*What to do:* Return nothing but the lines from the line containing "Parse this screenshot: output" through the last line of the records, reproduced exactly.

(App and web page records)
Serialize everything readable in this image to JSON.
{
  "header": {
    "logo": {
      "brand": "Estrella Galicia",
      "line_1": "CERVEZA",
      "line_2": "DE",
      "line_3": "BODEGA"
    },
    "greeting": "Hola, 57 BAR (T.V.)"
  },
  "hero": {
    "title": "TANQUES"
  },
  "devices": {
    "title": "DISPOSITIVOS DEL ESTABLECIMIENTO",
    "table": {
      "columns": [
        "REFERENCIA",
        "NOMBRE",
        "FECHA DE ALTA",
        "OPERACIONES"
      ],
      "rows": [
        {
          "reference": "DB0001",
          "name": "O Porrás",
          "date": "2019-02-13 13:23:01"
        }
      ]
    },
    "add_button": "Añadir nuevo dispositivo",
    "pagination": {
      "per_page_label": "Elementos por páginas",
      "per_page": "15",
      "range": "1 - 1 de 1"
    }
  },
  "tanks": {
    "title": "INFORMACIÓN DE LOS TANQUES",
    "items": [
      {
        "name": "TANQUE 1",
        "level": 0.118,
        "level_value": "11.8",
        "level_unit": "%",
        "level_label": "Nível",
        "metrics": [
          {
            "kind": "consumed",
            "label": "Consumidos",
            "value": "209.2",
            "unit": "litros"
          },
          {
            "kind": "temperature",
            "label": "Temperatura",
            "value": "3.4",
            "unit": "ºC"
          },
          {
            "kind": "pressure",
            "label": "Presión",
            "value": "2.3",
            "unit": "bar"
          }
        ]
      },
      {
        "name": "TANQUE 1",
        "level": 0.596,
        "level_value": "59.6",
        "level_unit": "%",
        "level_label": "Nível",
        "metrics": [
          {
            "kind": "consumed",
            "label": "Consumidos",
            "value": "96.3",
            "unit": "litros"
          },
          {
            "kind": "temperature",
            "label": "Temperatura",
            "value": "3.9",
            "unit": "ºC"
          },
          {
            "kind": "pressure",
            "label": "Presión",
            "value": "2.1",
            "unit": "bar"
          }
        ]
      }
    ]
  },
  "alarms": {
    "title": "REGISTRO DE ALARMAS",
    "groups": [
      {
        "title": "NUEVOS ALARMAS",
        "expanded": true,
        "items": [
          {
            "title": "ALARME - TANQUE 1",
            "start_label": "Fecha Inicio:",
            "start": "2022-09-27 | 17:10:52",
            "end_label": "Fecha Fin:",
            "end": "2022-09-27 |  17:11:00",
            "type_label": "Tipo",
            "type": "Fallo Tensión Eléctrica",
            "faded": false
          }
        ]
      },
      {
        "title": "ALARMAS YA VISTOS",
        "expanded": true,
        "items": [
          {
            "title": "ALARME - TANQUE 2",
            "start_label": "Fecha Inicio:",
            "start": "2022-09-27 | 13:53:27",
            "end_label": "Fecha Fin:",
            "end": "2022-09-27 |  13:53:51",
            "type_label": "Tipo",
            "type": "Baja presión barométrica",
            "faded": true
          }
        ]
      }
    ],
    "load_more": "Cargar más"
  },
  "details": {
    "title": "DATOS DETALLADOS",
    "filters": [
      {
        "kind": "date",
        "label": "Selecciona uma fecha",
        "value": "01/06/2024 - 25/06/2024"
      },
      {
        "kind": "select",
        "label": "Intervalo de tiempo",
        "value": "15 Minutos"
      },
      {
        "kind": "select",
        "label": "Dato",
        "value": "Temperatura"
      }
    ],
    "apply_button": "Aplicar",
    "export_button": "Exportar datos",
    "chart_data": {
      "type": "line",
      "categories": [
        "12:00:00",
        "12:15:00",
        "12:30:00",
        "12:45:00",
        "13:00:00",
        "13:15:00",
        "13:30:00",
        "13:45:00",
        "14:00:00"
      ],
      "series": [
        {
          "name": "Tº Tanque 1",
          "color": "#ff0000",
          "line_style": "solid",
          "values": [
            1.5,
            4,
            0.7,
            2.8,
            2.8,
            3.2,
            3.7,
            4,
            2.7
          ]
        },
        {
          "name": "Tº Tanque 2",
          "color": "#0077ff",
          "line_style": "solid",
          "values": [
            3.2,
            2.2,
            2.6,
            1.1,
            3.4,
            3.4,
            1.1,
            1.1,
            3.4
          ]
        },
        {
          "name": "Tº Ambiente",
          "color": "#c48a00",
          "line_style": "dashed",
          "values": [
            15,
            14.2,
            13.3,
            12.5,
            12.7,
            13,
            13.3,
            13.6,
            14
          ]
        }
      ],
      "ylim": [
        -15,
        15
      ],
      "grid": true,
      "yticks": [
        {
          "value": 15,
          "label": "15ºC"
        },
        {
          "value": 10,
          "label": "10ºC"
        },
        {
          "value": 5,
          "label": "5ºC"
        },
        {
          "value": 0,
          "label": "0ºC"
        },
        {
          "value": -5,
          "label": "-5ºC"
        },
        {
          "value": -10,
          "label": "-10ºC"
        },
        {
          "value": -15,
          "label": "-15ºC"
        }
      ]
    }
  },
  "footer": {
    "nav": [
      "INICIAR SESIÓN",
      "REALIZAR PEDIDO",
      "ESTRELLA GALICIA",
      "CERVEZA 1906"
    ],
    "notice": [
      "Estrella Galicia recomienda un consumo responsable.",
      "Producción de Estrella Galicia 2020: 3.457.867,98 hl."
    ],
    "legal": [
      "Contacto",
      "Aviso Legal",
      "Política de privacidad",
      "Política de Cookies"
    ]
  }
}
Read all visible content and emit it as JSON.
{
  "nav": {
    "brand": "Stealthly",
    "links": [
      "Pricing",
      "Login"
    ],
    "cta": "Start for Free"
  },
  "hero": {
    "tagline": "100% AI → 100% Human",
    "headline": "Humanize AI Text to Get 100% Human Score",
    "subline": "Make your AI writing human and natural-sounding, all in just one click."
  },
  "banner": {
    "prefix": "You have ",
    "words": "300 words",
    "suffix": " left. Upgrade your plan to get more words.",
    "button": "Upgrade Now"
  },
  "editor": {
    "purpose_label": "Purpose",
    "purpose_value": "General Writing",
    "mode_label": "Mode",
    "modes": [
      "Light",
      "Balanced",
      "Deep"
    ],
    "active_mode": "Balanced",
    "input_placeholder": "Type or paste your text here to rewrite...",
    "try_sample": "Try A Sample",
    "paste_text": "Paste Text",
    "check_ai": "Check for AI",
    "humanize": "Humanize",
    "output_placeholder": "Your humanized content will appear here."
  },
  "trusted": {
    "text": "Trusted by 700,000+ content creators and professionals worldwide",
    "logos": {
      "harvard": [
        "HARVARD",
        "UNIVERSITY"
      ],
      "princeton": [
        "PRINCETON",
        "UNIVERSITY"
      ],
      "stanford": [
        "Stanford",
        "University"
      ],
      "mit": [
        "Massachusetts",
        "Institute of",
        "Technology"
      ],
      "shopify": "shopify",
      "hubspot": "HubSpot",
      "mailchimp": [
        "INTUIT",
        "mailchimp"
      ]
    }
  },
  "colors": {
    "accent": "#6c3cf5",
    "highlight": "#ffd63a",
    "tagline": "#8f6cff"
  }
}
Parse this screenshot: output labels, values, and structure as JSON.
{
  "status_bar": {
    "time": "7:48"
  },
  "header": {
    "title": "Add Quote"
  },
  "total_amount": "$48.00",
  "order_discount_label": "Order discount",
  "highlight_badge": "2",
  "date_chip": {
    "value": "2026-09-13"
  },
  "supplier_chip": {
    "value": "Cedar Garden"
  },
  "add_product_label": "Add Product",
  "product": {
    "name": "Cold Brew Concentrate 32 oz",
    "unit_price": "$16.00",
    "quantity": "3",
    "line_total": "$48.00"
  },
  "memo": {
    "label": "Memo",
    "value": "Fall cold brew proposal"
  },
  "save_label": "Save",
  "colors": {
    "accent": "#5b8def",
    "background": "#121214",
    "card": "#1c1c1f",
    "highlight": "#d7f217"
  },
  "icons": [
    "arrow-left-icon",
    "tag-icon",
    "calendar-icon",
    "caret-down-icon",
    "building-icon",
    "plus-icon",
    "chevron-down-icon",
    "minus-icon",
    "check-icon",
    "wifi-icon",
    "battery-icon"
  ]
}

*Solution to the problem:*
Parse this screenshot: output labels, values, and structure as JSON.
{
  "status_bar": {
    "time": "7:48"
  },
  "header": {
    "title": "Add Quote"
  },
  "total_amount": "$48.00",
  "order_discount_label": "Order discount",
  "highlight_badge": "2",
  "date_chip": {
    "value": "2026-09-13"
  },
  "supplier_chip": {
    "value": "Cedar Garden"
  },
  "add_product_label": "Add Product",
  "product": {
    "name": "Cold Brew Concentrate 32 oz",
    "unit_price": "$16.00",
    "quantity": "3",
    "line_total": "$48.00"
  },
  "memo": {
    "label": "Memo",
    "value": "Fall cold brew proposal"
  },
  "save_label": "Save",
  "colors": {
    "accent": "#5b8def",
    "background": "#121214",
    "card": "#1c1c1f",
    "highlight": "#d7f217"
  },
  "icons": [
    "arrow-left-icon",
    "tag-icon",
    "calendar-icon",
    "caret-down-icon",
    "building-icon",
    "plus-icon",
    "chevron-down-icon",
    "minus-icon",
    "check-icon",
    "wifi-icon",
    "battery-icon"
  ]
}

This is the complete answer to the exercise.